Sermon – July 5, 2020
We always have much to learn from Paul’s life and ministry. There is treasure in his theology, his grasp of the Old Testament, and his understanding of the church, to mention only a few. Yet, we have much more to learn from Paul than simply what was stuffed in his head – we ought to also learn about that which filled his heart. Paul lives consistently: his confession matched his practice. But he doesn’t do this simply out of shear duty; serving the churches, ministering to new believers, was his profound joy. He loved them deeply. Let us show that our own affections are consistent with the gospel by matching
1. Paul’s heart
Paul stresses, in language stronger than he uses almost anywhere else in his letters, his earnest and strong desire to see the Thessalonians again. Being ripped away from them, he yearns to be present with them, and is frustrated by Satan’s hindrance. We ought to feel the pain and the goodness of Paul’s words. Earlier this year we were prevented from meeting – do we love doing so now? It is something that we long for?
2. Paul’s hope

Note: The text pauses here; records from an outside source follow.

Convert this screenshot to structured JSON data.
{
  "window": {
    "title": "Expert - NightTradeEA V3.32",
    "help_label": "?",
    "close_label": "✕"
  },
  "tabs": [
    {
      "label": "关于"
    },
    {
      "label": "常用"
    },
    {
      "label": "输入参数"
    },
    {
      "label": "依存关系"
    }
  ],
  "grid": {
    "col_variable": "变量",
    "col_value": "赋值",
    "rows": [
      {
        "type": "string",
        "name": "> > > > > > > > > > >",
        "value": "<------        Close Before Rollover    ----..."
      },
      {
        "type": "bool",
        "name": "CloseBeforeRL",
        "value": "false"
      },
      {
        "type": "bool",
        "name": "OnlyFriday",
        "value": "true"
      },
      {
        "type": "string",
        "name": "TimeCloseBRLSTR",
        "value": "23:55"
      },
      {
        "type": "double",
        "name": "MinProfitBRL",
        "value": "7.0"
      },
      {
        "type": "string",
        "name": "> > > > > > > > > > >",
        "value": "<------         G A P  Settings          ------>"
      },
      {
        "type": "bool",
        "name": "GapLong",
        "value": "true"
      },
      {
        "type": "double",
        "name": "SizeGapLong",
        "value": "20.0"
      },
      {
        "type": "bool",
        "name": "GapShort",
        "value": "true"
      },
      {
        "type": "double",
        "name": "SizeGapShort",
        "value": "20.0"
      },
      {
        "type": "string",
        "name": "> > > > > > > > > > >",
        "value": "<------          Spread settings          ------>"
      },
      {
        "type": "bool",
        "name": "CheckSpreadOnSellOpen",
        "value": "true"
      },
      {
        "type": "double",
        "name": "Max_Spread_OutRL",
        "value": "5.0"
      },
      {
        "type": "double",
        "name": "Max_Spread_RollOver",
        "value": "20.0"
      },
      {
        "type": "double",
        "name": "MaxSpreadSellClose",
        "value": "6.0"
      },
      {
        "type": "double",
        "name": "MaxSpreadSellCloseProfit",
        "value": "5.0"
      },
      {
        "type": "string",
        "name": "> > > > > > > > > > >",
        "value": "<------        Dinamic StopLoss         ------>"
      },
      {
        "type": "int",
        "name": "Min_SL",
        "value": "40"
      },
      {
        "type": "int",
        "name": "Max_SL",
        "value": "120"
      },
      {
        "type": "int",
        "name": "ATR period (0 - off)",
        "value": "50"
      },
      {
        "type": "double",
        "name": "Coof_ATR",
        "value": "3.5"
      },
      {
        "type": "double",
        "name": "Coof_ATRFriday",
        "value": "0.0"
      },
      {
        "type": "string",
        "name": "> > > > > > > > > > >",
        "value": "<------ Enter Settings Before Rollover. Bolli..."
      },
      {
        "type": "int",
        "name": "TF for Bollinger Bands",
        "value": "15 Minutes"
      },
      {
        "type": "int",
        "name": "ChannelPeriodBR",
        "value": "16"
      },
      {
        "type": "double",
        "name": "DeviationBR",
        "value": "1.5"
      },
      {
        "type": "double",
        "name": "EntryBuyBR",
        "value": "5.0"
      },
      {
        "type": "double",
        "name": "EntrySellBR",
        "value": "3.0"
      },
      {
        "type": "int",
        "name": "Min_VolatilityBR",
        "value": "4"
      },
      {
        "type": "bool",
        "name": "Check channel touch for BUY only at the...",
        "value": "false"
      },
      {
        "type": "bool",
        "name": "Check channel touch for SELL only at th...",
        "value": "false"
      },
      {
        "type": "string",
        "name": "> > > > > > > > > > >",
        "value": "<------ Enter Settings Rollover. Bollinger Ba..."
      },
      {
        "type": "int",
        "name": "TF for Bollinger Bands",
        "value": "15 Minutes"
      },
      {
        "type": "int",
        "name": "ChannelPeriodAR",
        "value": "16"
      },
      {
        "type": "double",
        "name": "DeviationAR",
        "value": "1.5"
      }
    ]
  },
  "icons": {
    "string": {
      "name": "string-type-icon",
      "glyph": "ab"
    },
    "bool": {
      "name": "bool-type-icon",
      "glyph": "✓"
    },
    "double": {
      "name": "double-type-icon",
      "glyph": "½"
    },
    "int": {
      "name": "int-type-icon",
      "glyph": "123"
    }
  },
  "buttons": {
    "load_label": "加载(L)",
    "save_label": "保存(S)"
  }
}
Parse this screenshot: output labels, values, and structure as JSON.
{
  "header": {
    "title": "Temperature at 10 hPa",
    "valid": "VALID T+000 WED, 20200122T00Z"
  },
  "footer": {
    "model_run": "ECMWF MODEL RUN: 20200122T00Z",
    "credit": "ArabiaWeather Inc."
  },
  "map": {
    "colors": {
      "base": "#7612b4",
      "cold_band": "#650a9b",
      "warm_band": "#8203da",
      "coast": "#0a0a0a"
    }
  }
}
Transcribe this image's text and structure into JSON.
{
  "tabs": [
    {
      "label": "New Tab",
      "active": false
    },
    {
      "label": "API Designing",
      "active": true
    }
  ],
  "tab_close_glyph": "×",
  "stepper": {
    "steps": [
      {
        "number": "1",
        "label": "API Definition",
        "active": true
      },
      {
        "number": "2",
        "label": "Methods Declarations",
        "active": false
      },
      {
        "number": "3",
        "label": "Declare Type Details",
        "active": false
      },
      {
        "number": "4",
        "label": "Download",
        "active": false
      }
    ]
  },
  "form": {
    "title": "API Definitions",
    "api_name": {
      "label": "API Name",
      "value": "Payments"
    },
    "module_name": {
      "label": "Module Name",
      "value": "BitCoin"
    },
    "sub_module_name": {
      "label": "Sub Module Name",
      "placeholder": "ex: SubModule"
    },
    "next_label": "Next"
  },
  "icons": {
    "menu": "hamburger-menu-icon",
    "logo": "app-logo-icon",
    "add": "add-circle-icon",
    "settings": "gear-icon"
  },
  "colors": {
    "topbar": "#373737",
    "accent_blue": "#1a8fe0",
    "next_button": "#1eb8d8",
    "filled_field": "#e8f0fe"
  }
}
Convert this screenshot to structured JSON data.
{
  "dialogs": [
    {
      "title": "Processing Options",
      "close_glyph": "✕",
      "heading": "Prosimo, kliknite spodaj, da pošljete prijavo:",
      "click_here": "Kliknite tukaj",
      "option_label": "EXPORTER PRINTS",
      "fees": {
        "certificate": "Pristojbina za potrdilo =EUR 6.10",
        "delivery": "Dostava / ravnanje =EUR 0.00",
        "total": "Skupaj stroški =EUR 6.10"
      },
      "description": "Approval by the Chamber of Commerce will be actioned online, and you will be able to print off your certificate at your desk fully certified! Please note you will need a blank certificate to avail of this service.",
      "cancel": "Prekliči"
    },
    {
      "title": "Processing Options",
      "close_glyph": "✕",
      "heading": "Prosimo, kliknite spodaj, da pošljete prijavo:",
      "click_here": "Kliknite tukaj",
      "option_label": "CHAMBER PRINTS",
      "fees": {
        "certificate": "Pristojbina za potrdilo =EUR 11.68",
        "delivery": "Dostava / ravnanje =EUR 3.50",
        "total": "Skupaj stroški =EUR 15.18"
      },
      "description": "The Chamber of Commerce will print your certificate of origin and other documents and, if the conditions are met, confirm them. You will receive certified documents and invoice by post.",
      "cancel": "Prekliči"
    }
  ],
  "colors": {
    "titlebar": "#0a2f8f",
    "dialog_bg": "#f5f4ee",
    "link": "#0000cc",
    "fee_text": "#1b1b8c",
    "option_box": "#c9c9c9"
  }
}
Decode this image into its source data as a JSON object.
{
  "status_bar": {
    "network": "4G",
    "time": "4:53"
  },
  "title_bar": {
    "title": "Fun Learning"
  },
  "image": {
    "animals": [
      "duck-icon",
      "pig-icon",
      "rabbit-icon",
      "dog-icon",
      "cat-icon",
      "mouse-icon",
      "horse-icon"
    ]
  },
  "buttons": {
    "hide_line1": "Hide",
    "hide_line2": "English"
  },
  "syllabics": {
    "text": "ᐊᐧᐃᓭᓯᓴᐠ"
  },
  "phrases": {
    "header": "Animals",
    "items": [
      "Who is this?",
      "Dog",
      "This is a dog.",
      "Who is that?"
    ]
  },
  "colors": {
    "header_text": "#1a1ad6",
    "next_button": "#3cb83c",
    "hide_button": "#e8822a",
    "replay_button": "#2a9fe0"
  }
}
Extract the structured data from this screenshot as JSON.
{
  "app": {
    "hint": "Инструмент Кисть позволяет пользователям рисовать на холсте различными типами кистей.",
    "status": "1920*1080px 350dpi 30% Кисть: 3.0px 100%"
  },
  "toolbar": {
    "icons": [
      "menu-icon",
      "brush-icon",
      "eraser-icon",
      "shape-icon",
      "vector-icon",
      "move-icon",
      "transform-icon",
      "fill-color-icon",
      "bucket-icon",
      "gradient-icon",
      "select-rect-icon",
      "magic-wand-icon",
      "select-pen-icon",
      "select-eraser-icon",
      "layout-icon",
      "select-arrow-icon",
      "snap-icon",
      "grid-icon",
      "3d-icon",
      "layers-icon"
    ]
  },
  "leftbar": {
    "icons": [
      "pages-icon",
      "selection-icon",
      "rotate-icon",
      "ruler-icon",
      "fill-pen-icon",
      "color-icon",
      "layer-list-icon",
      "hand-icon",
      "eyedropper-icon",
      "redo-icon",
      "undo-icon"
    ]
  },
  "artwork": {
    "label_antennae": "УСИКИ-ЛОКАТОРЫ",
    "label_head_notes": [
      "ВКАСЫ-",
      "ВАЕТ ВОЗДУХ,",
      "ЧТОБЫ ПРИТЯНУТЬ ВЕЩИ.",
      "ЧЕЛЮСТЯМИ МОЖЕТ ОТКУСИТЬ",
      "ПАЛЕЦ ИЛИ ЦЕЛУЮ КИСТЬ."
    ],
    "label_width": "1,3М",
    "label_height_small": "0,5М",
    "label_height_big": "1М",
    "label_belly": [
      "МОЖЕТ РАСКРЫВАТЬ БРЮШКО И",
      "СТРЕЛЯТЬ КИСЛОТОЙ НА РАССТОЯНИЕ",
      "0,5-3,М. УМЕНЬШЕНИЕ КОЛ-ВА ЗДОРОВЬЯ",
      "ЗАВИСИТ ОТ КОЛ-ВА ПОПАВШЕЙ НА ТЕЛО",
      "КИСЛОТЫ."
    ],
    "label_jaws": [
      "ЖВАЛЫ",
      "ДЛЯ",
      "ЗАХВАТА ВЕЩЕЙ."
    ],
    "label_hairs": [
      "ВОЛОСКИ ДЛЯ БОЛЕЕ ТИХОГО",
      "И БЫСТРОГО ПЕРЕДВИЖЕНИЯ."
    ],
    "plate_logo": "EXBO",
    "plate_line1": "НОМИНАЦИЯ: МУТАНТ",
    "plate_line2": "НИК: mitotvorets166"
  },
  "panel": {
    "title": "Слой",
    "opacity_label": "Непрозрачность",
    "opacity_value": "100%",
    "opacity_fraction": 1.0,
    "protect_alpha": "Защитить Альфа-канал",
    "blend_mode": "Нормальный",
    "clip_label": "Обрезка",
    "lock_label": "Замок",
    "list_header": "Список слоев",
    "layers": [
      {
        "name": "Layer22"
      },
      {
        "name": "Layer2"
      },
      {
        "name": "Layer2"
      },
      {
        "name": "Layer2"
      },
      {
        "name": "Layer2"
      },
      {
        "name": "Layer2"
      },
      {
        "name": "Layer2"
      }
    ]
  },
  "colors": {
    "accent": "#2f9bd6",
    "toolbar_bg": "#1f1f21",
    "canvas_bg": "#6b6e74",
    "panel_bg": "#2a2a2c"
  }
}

Paul continues the strong use of language when he says that the Thessalonians are his hope, joy, and crown of boasting. Shouldn’t he only say this of Jesus? Why are these applied to the Thessalonians? I think that the key is knowing that Paul has been given a mission by his Lord – and the Thessalonians are the proof of his faithfulness to that mission. They are his hope of proof that he has run the race well; they are his song of joy before the presence of the Lord; they are the wreath given to him as a sign of his achievement. What do we see as the reason for Christ to tell us “well done good and faithful servant?” What are we banking on? Look around, friends, at those who sit next to you and in front of you. These are the ones you are to love, exhort, encourage that they might be your hope, joy, and crown!
3. Paul’s honesty
Further, Paul loved the Thessalonians enough to be honest with them. He knew that afflictions were coming, and didn’t hide them, but prophesied clearly that the storm that broke was always coming. Paul knew better than anyone – you are either at war with God or at war with the world. Saved from the coming wrath by Jesus, the Thessalonians would face the wrath of the world. Do we think that we can side with worldly powers and not be trampled by them? Such thinking is futile and simple. The world is not our friend; it does not seek our best interests. Let us, therefore, cling closely to the church, for the bride of Christ has a great and faithful husband who lays down his life for his bride.
Further, Paul doesn’t hide his anxiety. He clearly believes in the sovereignty of God, yet worries about the fate of those who believe. Do not let your theology be a cover for your heartlessness. Worry, pray, and act for your fellow believers. And trust God!